| Problem |
Go through the records below and return each line that has "photo" in it.

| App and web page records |
%%

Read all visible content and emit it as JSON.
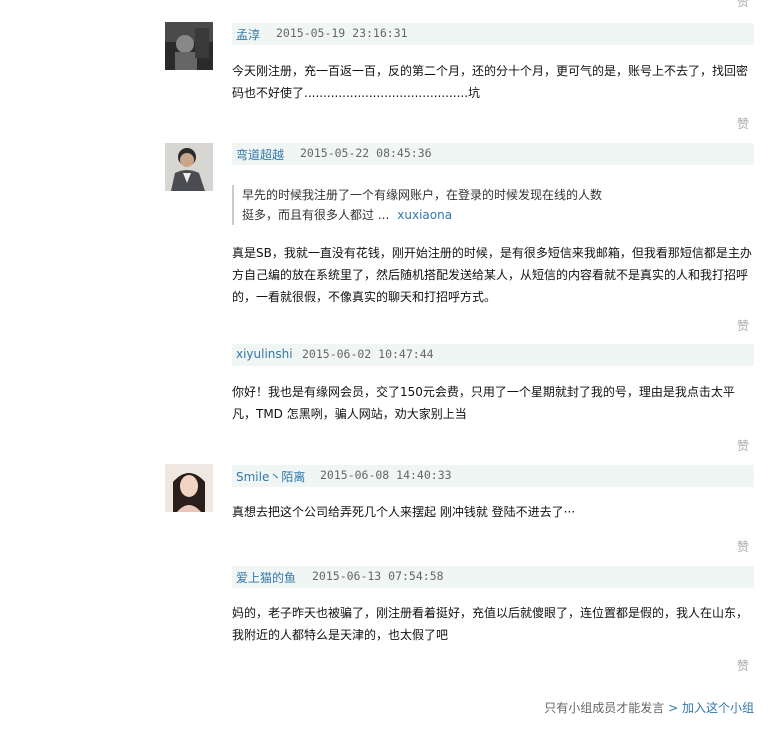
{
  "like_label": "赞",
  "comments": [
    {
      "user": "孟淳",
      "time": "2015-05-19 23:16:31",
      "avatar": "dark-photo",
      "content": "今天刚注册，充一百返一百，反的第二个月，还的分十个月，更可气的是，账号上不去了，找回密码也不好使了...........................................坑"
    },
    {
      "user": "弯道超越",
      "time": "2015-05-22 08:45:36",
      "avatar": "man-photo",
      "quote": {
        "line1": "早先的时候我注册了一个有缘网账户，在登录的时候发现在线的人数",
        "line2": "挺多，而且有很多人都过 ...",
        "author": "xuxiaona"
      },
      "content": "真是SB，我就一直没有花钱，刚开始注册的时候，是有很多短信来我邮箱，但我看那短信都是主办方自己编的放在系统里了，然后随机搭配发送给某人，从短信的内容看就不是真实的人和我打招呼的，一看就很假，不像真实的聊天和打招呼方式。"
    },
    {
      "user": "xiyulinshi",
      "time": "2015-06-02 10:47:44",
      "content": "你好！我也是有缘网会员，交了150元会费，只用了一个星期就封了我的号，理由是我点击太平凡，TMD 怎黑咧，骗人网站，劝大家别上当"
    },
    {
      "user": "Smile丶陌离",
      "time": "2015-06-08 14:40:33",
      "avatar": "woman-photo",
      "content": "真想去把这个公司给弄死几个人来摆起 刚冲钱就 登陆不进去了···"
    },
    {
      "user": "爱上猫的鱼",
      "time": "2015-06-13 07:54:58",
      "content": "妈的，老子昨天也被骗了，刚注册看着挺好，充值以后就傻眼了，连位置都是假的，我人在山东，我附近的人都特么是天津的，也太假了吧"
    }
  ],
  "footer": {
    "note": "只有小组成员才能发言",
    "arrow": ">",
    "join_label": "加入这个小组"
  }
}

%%
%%

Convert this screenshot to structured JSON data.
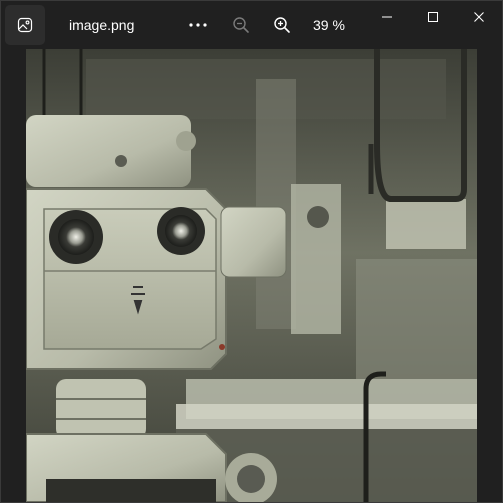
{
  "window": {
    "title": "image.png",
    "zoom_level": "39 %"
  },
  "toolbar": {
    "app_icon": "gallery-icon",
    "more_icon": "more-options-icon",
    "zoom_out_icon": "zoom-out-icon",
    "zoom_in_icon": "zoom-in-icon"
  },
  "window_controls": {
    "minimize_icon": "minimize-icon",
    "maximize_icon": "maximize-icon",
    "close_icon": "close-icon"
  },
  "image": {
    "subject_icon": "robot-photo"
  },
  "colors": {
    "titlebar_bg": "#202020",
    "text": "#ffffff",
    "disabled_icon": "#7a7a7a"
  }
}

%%

| Response below |
      "avatar": "dark-photo",
      "avatar": "man-photo",
      "avatar": "woman-photo",
    "subject_icon": "robot-photo"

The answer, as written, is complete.